ERIC Number: ED049587
Record Type: Non-Journal
Publication Date: 1971-May
Reference Count: N/A
Appalachia's Children: The Challenge of Mental Health.
Looff, David H.
The analysis of the developmental experiences and resulting personality patterns of Southern Appalachian children is based upon fieldwork in psychiatric clinics in eastern Kentucky, where diagnostic evaluation and treatment were provided for emotionally disturbed children. Observations on the mental health, or mental disorder, of the children are made concurrently with and in the light of observations on the ways in which eastern Kentucky families raise their children and on the kinds of adjustments to life that these children make. The historical, geographic, and socioeconomic characteristics of the region, in addition to characteristic family life styles and child rearing practices, are presented as the necessary context for understanding the children's mental health problems. Mental disorders are viewed largely as social phenomena and mental health or disorder is seen as firmly embedded in the social matrix. The study of family structure and interrelationships reveals three prominent themes influential in child development - emphasis on infancy of the children and family closeness, poor development of verbal skills, and the consideration of sexual maturation and functioning as a tabooed topic. Instances of emotional disturbance discussed are grouped accordingly: dependency themes, communication patterns, and psychosexual themes. (KW)

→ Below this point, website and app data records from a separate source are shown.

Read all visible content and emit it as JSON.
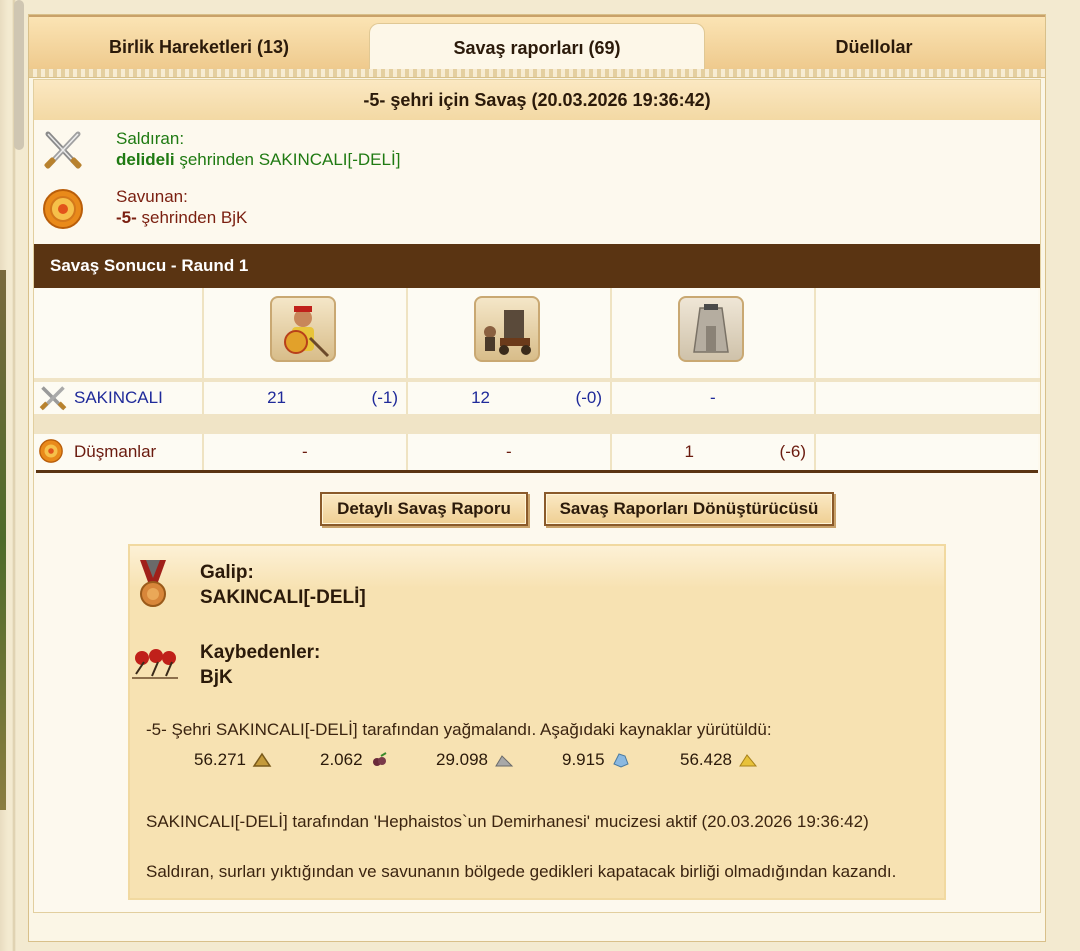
{
  "tabs": [
    {
      "label": "Birlik Hareketleri (13)",
      "active": false
    },
    {
      "label": "Savaş raporları (69)",
      "active": true
    },
    {
      "label": "Düellolar",
      "active": false
    }
  ],
  "report": {
    "title": "-5- şehri için Savaş (20.03.2026 19:36:42)",
    "attacker": {
      "heading": "Saldıran:",
      "city": "delideli",
      "rest": "şehrinden SAKINCALI[-DELİ]"
    },
    "defender": {
      "heading": "Savunan:",
      "city": "-5-",
      "rest": "şehrinden BjK"
    },
    "round_title": "Savaş Sonucu - Raund 1",
    "units": [
      "hoplite-unit",
      "catapult-unit",
      "city-wall-unit"
    ],
    "rows": [
      {
        "label": "SAKINCALI",
        "values": [
          "21",
          "(-1)",
          "12",
          "(-0)",
          "-"
        ]
      },
      {
        "label": "Düşmanlar",
        "values": [
          "-",
          "-",
          "1",
          "(-6)"
        ]
      }
    ],
    "buttons": {
      "detailed": "Detaylı Savaş Raporu",
      "converter": "Savaş Raporları Dönüştürücüsü"
    },
    "result": {
      "winner_label": "Galip:",
      "winner": "SAKINCALI[-DELİ]",
      "losers_label": "Kaybedenler:",
      "losers": "BjK",
      "plunder_text": "-5- Şehri SAKINCALI[-DELİ] tarafından yağmalandı. Aşağıdaki kaynaklar yürütüldü:",
      "resources": [
        {
          "value": "56.271",
          "icon": "wood-icon"
        },
        {
          "value": "2.062",
          "icon": "wine-icon"
        },
        {
          "value": "29.098",
          "icon": "marble-icon"
        },
        {
          "value": "9.915",
          "icon": "crystal-icon"
        },
        {
          "value": "56.428",
          "icon": "sulfur-icon"
        }
      ],
      "wonder_text": "SAKINCALI[-DELİ] tarafından 'Hephaistos`un Demirhanesi' mucizesi aktif (20.03.2026 19:36:42)",
      "reason_text": "Saldıran, surları yıktığından ve savunanın bölgede gedikleri kapatacak birliği olmadığından kazandı."
    }
  },
  "colors": {
    "accent_bar": "#5a3412",
    "attacker": "#1f7a12",
    "defender": "#7a1f10",
    "unit_count": "#1f2a9a"
  }
}
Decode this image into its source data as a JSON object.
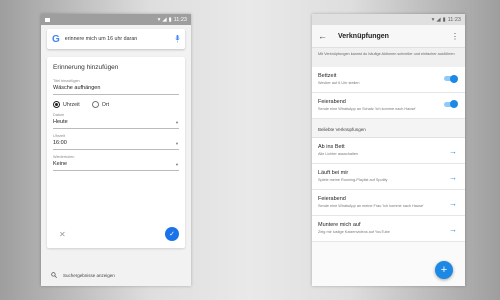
{
  "left": {
    "status_time": "11:23",
    "search": {
      "query": "erinnere mich um 16 uhr daran"
    },
    "form": {
      "title": "Erinnerung hinzufügen",
      "what_label": "Titel hinzufügen",
      "what_value": "Wäsche aufhängen",
      "radio_time": "Uhrzeit",
      "radio_place": "Ort",
      "date_label": "Datum",
      "date_value": "Heute",
      "time_label": "Uhrzeit",
      "time_value": "16:00",
      "repeat_label": "Wiederholen",
      "repeat_value": "Keine"
    },
    "bottom_search": "Suchergebnisse anzeigen"
  },
  "right": {
    "status_time": "11:23",
    "title": "Verknüpfungen",
    "intro": "Mit Verknüpfungen kannst du häufige Aktionen schneller und einfacher ausführen",
    "active": [
      {
        "title": "Bettzeit",
        "sub": "Wecker auf 6 Uhr stellen"
      },
      {
        "title": "Feierabend",
        "sub": "Sende eine WhatsApp an Schatz 'Ich komme nach Hause'"
      }
    ],
    "section_title": "Beliebte Verknüpfungen",
    "popular": [
      {
        "title": "Ab ins Bett",
        "sub": "Alle Lichter ausschalten"
      },
      {
        "title": "Läuft bei mir",
        "sub": "Spiele meine Running-Playlist auf Spotify"
      },
      {
        "title": "Feierabend",
        "sub": "Sende eine WhatsApp an meine Frau 'Ich komme nach Hause'"
      },
      {
        "title": "Muntere mich auf",
        "sub": "Zeig mir lustige Katzenvideos auf YouTube"
      }
    ]
  },
  "icons": {
    "back": "arrow-left-icon",
    "overflow": "more-vert-icon",
    "row_arrow": "arrow-right-icon",
    "fab": "plus-icon",
    "confirm": "check-icon",
    "cancel": "close-icon"
  },
  "colors": {
    "accent": "#1e88e5"
  }
}
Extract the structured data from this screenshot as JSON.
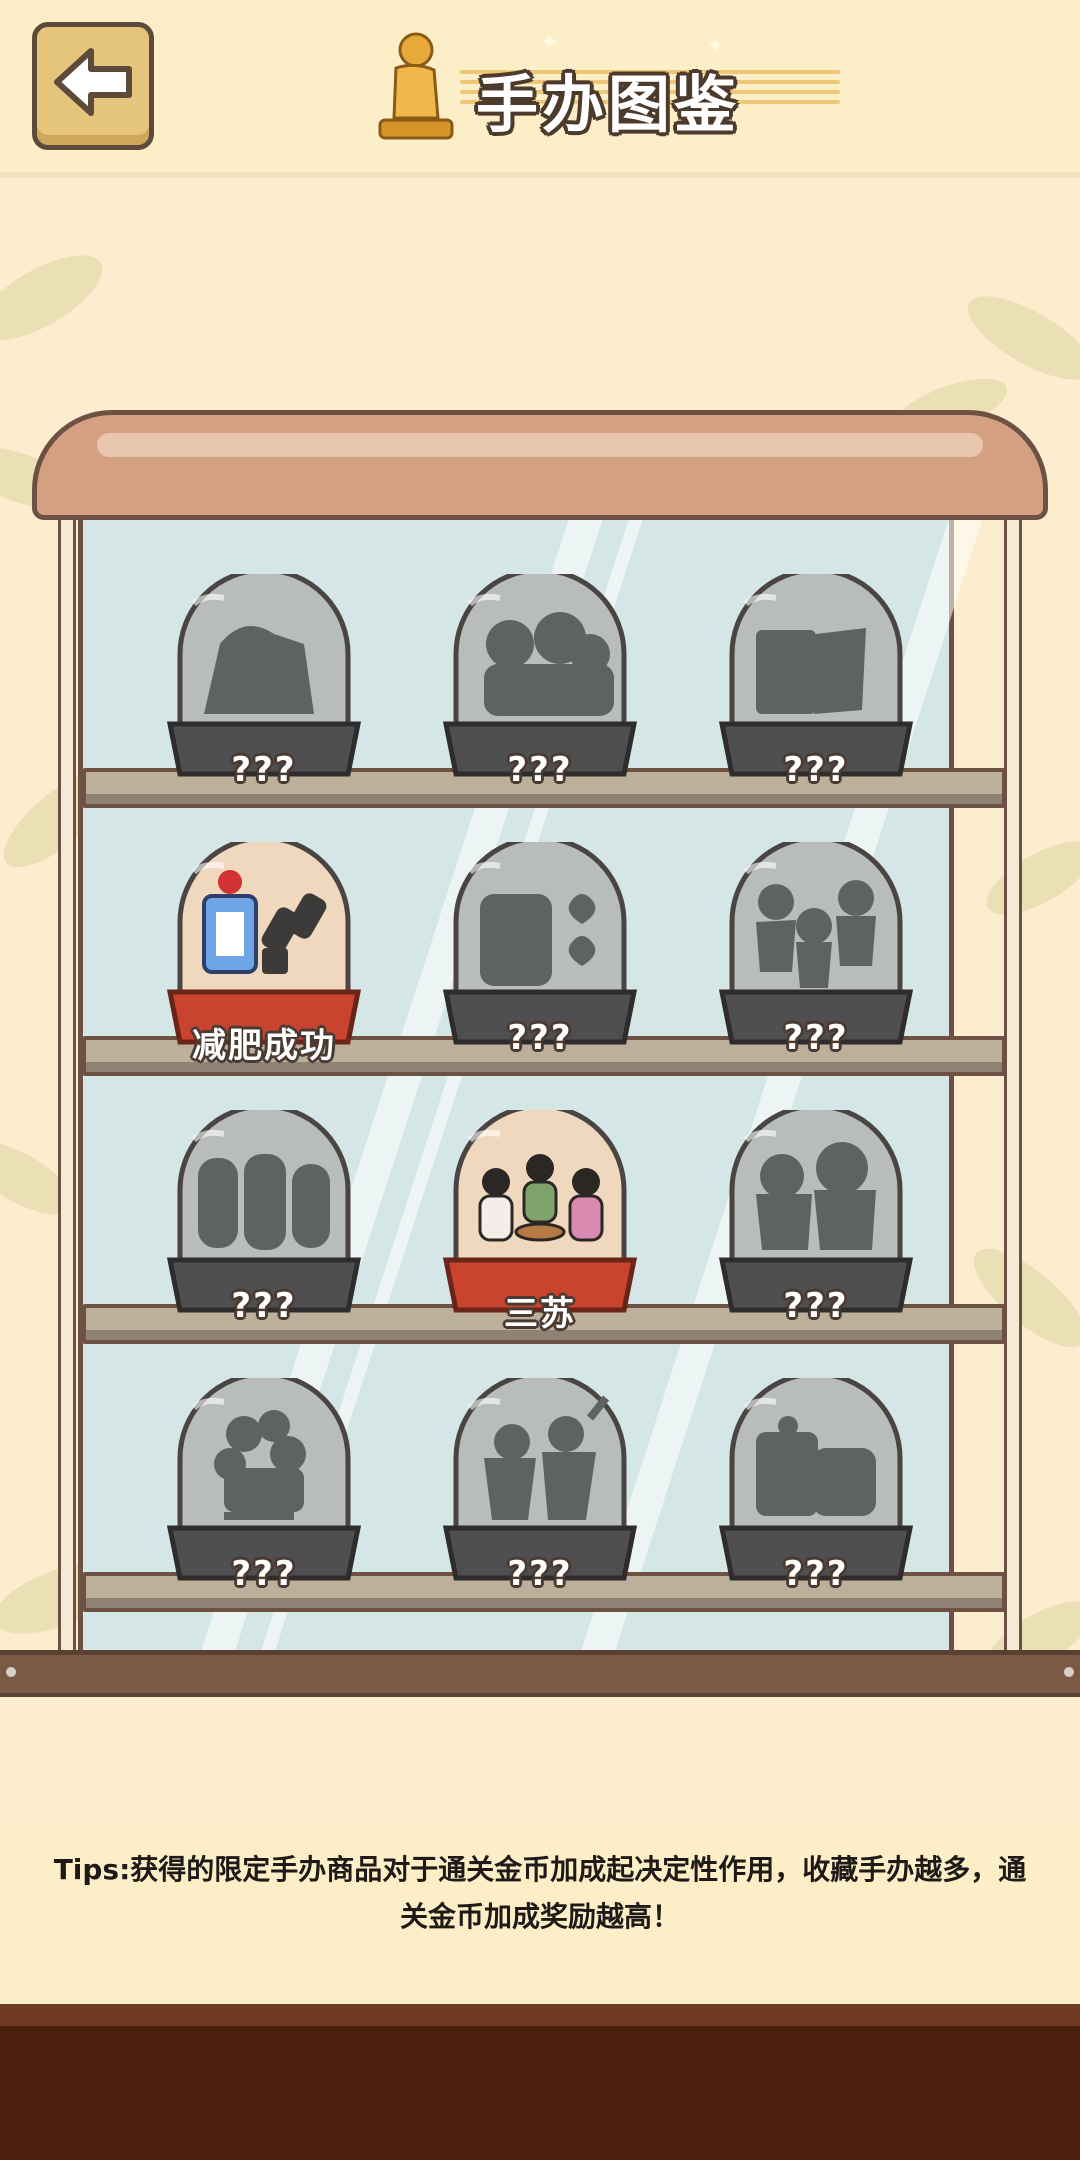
{
  "header": {
    "title": "手办图鉴",
    "back_icon": "left-arrow-icon",
    "title_icon": "golden-figurine-icon"
  },
  "collection": {
    "rows": [
      [
        {
          "label": "???",
          "unlocked": false,
          "silhouette": "warrior"
        },
        {
          "label": "???",
          "unlocked": false,
          "silhouette": "group"
        },
        {
          "label": "???",
          "unlocked": false,
          "silhouette": "banner"
        }
      ],
      [
        {
          "label": "减肥成功",
          "unlocked": true,
          "silhouette": "dumbbell"
        },
        {
          "label": "???",
          "unlocked": false,
          "silhouette": "hearts"
        },
        {
          "label": "???",
          "unlocked": false,
          "silhouette": "dancers"
        }
      ],
      [
        {
          "label": "???",
          "unlocked": false,
          "silhouette": "trio"
        },
        {
          "label": "三苏",
          "unlocked": true,
          "silhouette": "scholars"
        },
        {
          "label": "???",
          "unlocked": false,
          "silhouette": "pair"
        }
      ],
      [
        {
          "label": "???",
          "unlocked": false,
          "silhouette": "tree"
        },
        {
          "label": "???",
          "unlocked": false,
          "silhouette": "fighters"
        },
        {
          "label": "???",
          "unlocked": false,
          "silhouette": "chest"
        }
      ]
    ]
  },
  "tips": {
    "text": "Tips:获得的限定手办商品对于通关金币加成起决定性作用，收藏手办越多，通关金币加成奖励越高！"
  },
  "colors": {
    "background": "#fbedcd",
    "header": "#fcefc7",
    "cabinet_wood": "#d3a182",
    "glass": "#d5e6e6",
    "floor": "#4a1f0c"
  }
}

Descriptors: Child Rearing, Cultural Influences, Disadvantaged, Emotional Disturbances, Exceptional Child Research, Family Influence, Family (Sociological Unit), Mental Health Clinics, Poverty Areas, Psychological Characteristics
University Press of Kentucky, Lafferty Hall, University of Kentucky, Lexington, Kentucky 40506 ($7.50)
Publication Type: N/A
Education Level: N/A
Authoring Institution: N/A